“Over the next few months we met several more times. The last was in the early spring at the house Arden described. She was very sad that day because by then she knew. Everyone did. There was reproach and disappointment in her eyes when she looked at me. She didn’t mention Arden once, but I understood her silence just as well. A week later I left for Sufra with my company. Our parents had agreed we would marry when I returned in two years. While I was away we were supposed to write to each other, as a way to get better acquainted. That was the year the dragons came.

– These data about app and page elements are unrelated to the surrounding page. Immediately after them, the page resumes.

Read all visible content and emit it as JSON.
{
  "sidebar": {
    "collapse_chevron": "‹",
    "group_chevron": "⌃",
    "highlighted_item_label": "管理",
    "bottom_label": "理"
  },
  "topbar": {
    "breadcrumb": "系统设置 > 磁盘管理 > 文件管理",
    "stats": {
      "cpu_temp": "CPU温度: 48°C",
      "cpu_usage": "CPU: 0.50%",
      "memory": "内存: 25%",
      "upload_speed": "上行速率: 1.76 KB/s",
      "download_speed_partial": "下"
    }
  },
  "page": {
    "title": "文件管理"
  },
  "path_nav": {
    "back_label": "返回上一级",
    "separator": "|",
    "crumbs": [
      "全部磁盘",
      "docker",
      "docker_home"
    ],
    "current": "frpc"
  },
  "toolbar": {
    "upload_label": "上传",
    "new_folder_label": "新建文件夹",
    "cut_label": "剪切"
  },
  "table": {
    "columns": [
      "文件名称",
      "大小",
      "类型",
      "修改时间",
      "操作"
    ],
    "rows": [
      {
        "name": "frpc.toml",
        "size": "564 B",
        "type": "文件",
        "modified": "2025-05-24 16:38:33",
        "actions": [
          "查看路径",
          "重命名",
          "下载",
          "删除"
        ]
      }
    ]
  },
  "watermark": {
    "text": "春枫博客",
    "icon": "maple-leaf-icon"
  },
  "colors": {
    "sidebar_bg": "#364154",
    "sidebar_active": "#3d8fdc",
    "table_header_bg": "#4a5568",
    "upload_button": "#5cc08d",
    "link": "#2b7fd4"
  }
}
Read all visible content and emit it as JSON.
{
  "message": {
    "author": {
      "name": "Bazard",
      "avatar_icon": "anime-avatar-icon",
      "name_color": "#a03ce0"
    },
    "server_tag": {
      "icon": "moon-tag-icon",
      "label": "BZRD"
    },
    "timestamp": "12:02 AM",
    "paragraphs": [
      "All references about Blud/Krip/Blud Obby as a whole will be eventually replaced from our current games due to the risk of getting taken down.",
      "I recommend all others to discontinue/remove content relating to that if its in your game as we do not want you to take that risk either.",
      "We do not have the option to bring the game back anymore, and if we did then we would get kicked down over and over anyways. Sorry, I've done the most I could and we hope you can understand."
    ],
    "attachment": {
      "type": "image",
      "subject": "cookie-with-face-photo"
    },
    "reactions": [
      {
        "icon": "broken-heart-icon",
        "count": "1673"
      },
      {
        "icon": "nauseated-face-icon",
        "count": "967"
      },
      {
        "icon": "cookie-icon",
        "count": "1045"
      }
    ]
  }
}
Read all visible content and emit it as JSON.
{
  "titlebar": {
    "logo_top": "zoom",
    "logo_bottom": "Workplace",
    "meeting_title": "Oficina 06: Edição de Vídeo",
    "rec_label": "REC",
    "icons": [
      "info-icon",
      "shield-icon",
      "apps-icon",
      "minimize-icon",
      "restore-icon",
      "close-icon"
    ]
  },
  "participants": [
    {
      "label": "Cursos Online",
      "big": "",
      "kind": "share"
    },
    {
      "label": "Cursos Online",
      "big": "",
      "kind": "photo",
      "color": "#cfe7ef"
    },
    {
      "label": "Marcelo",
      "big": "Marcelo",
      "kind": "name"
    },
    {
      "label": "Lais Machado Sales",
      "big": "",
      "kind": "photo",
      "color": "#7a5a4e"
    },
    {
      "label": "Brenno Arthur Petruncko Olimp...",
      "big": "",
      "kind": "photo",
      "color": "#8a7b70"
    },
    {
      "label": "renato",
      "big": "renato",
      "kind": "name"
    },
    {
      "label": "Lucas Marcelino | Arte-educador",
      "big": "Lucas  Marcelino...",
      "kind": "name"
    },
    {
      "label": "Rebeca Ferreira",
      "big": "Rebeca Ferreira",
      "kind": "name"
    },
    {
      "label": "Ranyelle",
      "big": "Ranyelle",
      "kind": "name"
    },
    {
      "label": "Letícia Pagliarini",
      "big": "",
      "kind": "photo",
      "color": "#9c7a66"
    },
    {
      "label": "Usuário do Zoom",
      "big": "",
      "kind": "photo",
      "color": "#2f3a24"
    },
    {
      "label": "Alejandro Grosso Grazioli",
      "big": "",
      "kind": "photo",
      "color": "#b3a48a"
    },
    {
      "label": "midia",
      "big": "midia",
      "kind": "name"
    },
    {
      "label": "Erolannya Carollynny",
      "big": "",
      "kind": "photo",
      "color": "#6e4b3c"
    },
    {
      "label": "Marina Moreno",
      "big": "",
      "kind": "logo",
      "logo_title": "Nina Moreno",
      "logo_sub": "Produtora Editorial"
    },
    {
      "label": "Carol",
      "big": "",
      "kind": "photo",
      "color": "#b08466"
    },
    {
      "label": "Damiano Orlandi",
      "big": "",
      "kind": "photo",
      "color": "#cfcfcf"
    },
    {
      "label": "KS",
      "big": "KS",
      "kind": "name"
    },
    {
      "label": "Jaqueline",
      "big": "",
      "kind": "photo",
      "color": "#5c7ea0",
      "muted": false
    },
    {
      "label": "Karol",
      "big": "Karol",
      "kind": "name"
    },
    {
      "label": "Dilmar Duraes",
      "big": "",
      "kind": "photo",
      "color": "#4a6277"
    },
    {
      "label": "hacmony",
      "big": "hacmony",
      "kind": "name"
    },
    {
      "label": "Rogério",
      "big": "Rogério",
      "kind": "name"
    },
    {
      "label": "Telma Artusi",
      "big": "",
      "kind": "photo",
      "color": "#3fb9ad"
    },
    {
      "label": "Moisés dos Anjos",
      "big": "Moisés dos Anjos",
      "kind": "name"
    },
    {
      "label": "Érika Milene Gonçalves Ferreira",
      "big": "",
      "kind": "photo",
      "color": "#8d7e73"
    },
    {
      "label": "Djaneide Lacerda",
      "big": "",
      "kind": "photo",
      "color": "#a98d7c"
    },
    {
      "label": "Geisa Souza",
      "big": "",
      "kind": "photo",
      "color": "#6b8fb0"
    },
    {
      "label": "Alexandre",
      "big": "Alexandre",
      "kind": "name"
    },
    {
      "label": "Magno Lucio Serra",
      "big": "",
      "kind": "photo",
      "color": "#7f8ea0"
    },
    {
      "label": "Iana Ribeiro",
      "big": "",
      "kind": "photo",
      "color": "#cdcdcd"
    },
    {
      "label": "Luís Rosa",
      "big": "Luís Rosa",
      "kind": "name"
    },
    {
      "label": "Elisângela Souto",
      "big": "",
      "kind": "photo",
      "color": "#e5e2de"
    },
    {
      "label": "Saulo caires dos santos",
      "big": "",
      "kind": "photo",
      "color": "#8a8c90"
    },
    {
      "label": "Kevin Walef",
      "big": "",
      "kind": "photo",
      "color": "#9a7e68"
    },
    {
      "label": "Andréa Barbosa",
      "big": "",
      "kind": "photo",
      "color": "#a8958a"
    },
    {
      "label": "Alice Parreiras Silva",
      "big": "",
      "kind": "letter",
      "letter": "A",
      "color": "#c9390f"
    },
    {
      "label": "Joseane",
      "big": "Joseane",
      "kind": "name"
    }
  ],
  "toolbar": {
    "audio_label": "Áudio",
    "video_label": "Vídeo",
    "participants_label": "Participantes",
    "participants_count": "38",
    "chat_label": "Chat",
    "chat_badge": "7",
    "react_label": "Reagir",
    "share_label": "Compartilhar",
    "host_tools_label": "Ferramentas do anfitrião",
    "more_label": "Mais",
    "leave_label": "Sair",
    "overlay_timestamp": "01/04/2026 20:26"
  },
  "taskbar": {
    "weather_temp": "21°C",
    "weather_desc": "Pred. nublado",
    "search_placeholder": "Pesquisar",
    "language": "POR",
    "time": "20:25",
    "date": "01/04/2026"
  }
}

It was not until after I came here that I learned that the Arden she loved and the young man I had sometimes seen around the City were the same.”
Niall finished with a sigh, and Agarwen looked at him.
“You almost sound as if you loved her yourself,” she said, not quite smiling.
“No,” he said, taken up for a moment by the memory of her, “but I could have.”
With that he raised his sword, and they began their match. For about an hour they trained, with short rests in which they discussed the bout just concluded. Afterwards they left the fencing chamber, climbed down the central stairs, and headed towards the stables. Niall had an afternoon of lessons in horsemanship to teach, and Agarwen was leaving to spend several months among the Guardians of the Forest. Along the way they talked of little or nothing, as if drained of the need to say more, but it was not so: just before they arrived, Niall took Agarwen by the arm and gently pulled her aside.
“Agarwen, please remember that Arden and I have never discussed her. I don’t want to offend him. Despite what lies between us he has always been friendly to me, probably because he knows I have some sense of what he lost when he lost her.”
“I won’t say a word,” she responded.
“Thank you. I’ll make sure you know what the Council decides.”
“What do you think will happen?” she asked him quietly.
“I think the Masters will agree that it is time. If they do, I’ll volunteer to go with Arden and Evénn.”
“As will I. And if they do not?”
“Then I’ll go with them regardless,” said Niall. Seeing her surprise at his words, he continued. “Of course I cannot see how the Masters can disagree, now that the dragonslayer is here. But aside from all the other reasons for this, this quest, if you will, I believe I should be there. In a way I feel I owe it to Arden.”
“You’re full of surprises today, Niall,” she said with a smile, “but I think I understand you.”
“Then you have me at a disadvantage, Agarwen. Fare well.”
In the stable Agarwen found her horse, Bufo, kicking the stall door and tossing her head, eager to be gone. She saddled and bridled the mare, all the while soothing her with a gentle song. As she was checking the cinch one last time, a gruff, short bark behind her and the push of a nose in the back of her knee announced the arrival of Rana, her wolfhound. Agarwen turned, took the hound’s head in her hands, and kissed him between the eyes. A moment later she was in the saddle, and they were out of the stable, out of the yard, and trotting across the open Valley towards the gorge and the forest. Rana loped along beside them with his long, easy stride. Just a few days ago Agarwen had been looking forward to the start of her duties with the Guardians, but as she rode out she found she could think of little but Arden, and Sorrow, and other things that could not be.
For the rest of the day Niall met with his riding classes, then returned home to his wife, Lissana, and the small cottage they shared with their children under the eaves of the southern woods. Beside the fire, playing with the children, Niall thought about how different it was all supposed to be.